If you are a client of mine you’ll know how important sleep is to our wellbeing. Good sleep does more than physically rest the body. It allows our subconscious mind to process “stuff” that is held as emotional thoughts into narrative thoughts (it’s the transference of memories from one part of the brain to another part. This process is called REM sleep and it’s about 20-25% of our sleep.
We can improve the effectiveness of REM sleep by going to bed positive: this can mean having a good routine pre-bed, having things to look forward to the next day, remembering what’s been good about the day and creating the right environment for our sleep.
This article explains how more and more the science emphasises the need and responsibility of sleep as part of our wellbeing. Night night!
Comment by Mark Jones of The Cheltenham Consultancy
It is said that a clear conscience makes the softest pillow, but according to a new study the secret of a good night’s sleep is having something worth getting out of bed for the next day.
In the first research of its kind, US scientists found that having a purpose in life results in fewer nighttime disturbances and improved sleep quality.
Although all the participants in the study were elderly, researchers said the findings are likely to apply to people of all ages, suggesting that whether you will sleep well is already decided before you even get into bed.
Sleep problems are also associated with many illnesses, including Alzheimer’s disease obesity, heart disease, diabetes and even colds and flu, so promoting better sleep could help overall health.
“Helping people cultivate a purpose in life could be an effective drug-free strategy to improve sleep quality, particularly for a population that is facing more insomnia,” said senior author Jason Ong, an associate professor of neurology at Northwestern University Feinberg School of Medicine, in Illinois.
“Purpose in life is something that can be cultivated and enhanced through mindfulness therapies.”
In general, adults need between seven and nine hours of sleep each night but the exact amount varies from person to person, depending on age, lifestyle and genes.
More than a third of Britons sleep for less than six hours a night according to The Sleep Council with modern life blamed for problems nodding off.
Light pollution and the glare from smartphones and tablets mimic daylight, disrupting the release of melatonin, the rest hormone and altering our sleep patterns.
Health and lifestyle problems are also known to impact sleep include obesity, excessive alcohol and sugary drink consumption, smoking, lack of physical activity, mental health problems, stress at work, shift work, financial concerns, and long commuting.
In the new study 823 people between the ages of 60 and 100 answered a 10-question survey on purpose in life and a 32-question survey on sleep.
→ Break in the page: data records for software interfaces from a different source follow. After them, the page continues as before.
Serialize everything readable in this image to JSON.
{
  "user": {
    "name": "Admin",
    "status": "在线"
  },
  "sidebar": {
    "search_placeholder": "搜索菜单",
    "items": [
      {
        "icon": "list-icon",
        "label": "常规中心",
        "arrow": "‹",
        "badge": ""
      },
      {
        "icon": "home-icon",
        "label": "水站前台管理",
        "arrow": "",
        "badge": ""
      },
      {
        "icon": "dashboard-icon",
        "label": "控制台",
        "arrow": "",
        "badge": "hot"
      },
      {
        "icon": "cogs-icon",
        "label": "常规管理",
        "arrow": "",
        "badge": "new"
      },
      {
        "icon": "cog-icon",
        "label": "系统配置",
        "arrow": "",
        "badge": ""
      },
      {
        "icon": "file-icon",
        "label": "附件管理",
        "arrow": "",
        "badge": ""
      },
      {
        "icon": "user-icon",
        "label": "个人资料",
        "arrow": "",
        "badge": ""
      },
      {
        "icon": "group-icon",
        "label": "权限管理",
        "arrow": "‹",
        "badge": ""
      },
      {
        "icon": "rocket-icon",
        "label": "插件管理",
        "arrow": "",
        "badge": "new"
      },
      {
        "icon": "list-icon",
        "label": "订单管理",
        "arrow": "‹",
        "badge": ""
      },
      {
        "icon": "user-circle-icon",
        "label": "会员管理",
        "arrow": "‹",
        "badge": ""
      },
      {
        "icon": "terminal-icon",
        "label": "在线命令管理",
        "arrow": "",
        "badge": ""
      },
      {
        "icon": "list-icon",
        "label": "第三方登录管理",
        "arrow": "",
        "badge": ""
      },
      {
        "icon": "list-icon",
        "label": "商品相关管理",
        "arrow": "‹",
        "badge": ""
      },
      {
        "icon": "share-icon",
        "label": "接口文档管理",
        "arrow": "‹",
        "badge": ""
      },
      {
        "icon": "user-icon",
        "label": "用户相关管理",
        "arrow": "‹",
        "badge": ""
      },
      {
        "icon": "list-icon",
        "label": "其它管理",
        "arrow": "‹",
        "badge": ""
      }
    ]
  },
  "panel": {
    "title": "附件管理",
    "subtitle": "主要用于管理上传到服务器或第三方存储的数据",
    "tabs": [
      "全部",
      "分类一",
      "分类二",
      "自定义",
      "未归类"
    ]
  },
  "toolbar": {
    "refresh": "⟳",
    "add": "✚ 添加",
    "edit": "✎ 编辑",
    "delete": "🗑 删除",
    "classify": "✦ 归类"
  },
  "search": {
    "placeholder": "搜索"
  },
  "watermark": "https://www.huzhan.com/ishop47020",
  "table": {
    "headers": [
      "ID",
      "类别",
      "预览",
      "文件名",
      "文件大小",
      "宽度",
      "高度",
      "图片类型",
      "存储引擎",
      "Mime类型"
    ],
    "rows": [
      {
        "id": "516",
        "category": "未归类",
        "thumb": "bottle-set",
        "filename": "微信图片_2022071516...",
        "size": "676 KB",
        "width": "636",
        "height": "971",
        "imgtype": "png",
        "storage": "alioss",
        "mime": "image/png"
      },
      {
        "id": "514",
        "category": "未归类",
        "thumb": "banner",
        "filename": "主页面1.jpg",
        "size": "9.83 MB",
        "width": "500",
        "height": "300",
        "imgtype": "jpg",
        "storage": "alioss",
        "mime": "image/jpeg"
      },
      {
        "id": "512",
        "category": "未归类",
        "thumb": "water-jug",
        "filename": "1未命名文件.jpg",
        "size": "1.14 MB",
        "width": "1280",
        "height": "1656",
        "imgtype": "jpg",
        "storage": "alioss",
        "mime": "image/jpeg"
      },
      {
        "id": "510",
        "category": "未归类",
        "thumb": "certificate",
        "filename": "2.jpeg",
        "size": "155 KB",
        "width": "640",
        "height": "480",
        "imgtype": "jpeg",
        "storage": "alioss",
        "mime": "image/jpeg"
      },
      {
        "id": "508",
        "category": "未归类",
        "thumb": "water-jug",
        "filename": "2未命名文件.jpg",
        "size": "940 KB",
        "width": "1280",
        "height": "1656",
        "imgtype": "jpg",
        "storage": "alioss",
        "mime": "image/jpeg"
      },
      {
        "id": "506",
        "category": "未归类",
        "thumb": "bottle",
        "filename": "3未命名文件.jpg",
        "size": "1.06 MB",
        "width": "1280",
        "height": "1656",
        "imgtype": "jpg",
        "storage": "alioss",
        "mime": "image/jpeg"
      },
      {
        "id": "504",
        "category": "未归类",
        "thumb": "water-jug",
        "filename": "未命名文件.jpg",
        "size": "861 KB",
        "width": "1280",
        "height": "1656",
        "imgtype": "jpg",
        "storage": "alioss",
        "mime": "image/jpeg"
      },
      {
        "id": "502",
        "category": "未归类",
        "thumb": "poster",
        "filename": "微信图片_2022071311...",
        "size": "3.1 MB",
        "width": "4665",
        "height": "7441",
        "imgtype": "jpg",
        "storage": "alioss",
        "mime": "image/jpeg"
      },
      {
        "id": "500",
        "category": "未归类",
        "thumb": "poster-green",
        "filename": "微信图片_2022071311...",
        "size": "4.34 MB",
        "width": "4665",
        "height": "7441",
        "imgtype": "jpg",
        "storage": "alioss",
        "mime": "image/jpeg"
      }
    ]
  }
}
Those who felt their lives had meaning were 63 percent less likely to have sleep apnea and 52 percent less likely to have restless leg syndrome. They also had moderately better sleep quality, a global measure of sleep disturbance.
Sleep smarter | Forty winks in seven steps
- Prioritise your pre and post sleep routines as they directly affect the quality of your sleep and waking day.
- Take technology breaks during the day as a reward and training for body and mind.
- Get up earlier than you need to. Take a full 90 minutes to prepare for your day.
- Don’t reach for the phone! Raise your alertness before you send your first text message or reply to that email.
- Moving your body from warm to cooler helps trigger the natural drop in body temperature you need to sleep well. A quick warm rinse under the shower and a cooler sleeping environment will help.
- Declutter your bedroom and mind before you attempt sleep.
- Go from light to dark in the evening and darkness to light in the morning in an unrushed way.
Sleep apnea is a common disorder that increases with age in which a person has shallow breathing or pauses in breathing during sleep several times per hour. Restless leg syndrome causes uncomfortable sensations in the legs and an irresistible urge to move them.
For the purpose in life survey, they were asked to rate their response to such statements as: “I feel good when I think of what I’ve done in the past and what I hope to do in the future.”
The team now wants to see if mindfulness-based therapies to improve purpose can also improve sleep quality.
It is estimated that insufficient sleep among the British working population costs the economy up to £40 billion a year through lost working hours, the equivalent of 1.86 per cent of the country’s GDP.
The new study was published in the journal Sleep, Science and Practice.